Picturing Eastern Europe: an overview of photography —
before and after Communism
The 15th Noorderlicht Photofestival is presenting two major new exhibits, Behind
Walls and Beyond Walls, which offer a sweeping overview
of Eastern European photography before and after the fall of Communism in 1989. Photography from all the former East Block lands is brought together in
one large-scale presentation.
Much of the work is being shown for the first
time outside its country of origin.
The photos here in Lens Culture represent just a tiny preview of the work being featured at Noorderlicht this year. Behind Walls features 37 photographers from 13 countries, and Beyond Walls presents 35 photographers from 20 countries.
During Communist rule in Eastern Europe, "official" photography — propaganda — was all that the public usually saw. Personal and honest documentary photography was forbidden. Even brave photographers who dared to take photos unofficially, rarely showed their photos to others, for fear of punishment. But of course, there were lots of brave photographers who documented "real life" in their lands, and privately held onto these photographic memories.
Without exposure to other visual imagery from around the world, photographers in the East Block
(both official and underground) developed their own photographic vocabularies.
They documented a now vanished era, each in their own way.
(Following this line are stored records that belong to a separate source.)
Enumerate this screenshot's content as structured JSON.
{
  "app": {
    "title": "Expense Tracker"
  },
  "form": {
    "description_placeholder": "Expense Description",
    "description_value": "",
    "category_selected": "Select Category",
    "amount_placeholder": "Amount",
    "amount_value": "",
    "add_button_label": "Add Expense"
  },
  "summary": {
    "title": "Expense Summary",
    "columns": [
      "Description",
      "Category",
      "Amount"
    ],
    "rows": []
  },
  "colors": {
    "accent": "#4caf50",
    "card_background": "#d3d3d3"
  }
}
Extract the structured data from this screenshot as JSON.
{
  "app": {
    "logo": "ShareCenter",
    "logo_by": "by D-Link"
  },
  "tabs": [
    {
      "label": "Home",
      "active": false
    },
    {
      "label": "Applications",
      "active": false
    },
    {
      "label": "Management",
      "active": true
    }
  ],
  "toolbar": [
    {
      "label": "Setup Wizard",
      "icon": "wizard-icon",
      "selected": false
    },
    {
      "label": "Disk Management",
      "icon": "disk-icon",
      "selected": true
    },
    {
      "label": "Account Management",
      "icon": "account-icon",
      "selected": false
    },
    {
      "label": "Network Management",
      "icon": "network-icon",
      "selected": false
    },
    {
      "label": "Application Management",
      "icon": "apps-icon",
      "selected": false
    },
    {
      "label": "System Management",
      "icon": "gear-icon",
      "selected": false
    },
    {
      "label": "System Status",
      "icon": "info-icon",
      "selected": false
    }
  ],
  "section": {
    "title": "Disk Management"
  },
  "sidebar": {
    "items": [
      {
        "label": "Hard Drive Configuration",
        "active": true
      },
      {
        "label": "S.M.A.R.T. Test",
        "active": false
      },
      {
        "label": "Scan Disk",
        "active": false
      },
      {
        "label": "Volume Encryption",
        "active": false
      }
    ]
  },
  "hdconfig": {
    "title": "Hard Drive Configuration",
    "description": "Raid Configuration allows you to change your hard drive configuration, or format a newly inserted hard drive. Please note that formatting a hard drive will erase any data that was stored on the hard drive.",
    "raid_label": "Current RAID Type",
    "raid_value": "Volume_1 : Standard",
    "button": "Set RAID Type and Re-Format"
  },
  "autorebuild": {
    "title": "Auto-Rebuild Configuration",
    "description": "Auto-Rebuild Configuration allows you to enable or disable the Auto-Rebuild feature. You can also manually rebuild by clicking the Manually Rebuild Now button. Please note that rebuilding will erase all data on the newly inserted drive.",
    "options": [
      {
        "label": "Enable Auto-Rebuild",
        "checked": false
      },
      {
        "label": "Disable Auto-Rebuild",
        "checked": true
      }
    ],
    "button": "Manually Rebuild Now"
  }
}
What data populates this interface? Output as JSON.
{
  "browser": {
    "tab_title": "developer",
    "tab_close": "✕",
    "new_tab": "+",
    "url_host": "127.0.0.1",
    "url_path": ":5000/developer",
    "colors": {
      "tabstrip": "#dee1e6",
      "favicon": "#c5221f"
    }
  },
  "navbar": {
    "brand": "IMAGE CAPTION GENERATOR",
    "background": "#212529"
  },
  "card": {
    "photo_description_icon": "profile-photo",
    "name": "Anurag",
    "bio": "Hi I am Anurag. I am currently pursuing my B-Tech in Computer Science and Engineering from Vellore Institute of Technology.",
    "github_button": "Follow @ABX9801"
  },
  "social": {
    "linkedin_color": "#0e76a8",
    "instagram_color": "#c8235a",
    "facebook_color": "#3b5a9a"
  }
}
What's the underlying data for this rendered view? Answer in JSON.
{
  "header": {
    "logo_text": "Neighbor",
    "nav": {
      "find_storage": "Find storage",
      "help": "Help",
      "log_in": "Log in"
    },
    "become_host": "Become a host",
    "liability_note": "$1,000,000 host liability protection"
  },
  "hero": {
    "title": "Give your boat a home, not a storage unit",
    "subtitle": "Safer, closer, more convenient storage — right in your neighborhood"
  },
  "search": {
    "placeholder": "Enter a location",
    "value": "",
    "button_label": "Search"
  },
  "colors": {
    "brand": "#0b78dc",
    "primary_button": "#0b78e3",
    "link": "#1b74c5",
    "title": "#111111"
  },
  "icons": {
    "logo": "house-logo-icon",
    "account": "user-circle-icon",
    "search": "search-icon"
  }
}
Censorship and lack of freedom were a self-evident part of life in
the days of the East Block. The totalitarian regimes propagated
an heroic image of socialist society. Photographs of everyday
scenes and personal interests were not appreciated. Only in periods
of relative freedom, such as during the Prague Spring, but
also in the DDR of the late 1970s, did photographers violate the
unwritten rules, and then carefully. At other moments flight into
a self-created reality offered solace, and this became a great
stimulant for photographic experimentation.
Proud portraits of the ‘worker of the month’, clandestine photographs
of staged people’s manifestations, advertising for products
that were not available, forbidden photographs of nude
women: Behind Walls provides a fascinating picture of life and
photography in the Socialist paradise.
A new Eastern Europe arose after 1989. The Iron Curtain disappeared, the street scene
changed unrecognizably. Some countries disintegrated, a majority have become members of
the European Union. After four decades of Communism, capitalism is the new ideology.
has replaced collectivism, opposition politics is again permitted. The heroic worker
has had to become a critical consumer.
As a mirror held up to Behind Walls, a second exhibition, Beyond Walls, provides a picture of
Eastern Europe after the fall of the Iron Curtain. Left opposes right, nostalgia for the old days
faces off against the blessings of capitalism. Among the remains of the Communist era – from
the gray architecture to the discrimination against ethnic groups – a frantic search for a new
identity is going on.
These changes also leave their mark on photography. What was previously forbidden ground
– literally, in the case of once heavily guarded border areas – or new phenomena such as a
beauty contest in Poland or the rise of a Romanian tourist industry, can now be documented.
Beyond Walls tells the
story of a world full of contradictions in which a dynamic present still bears the traces of a
For more details about the festival and exhibitions, check the Noorderlicht website.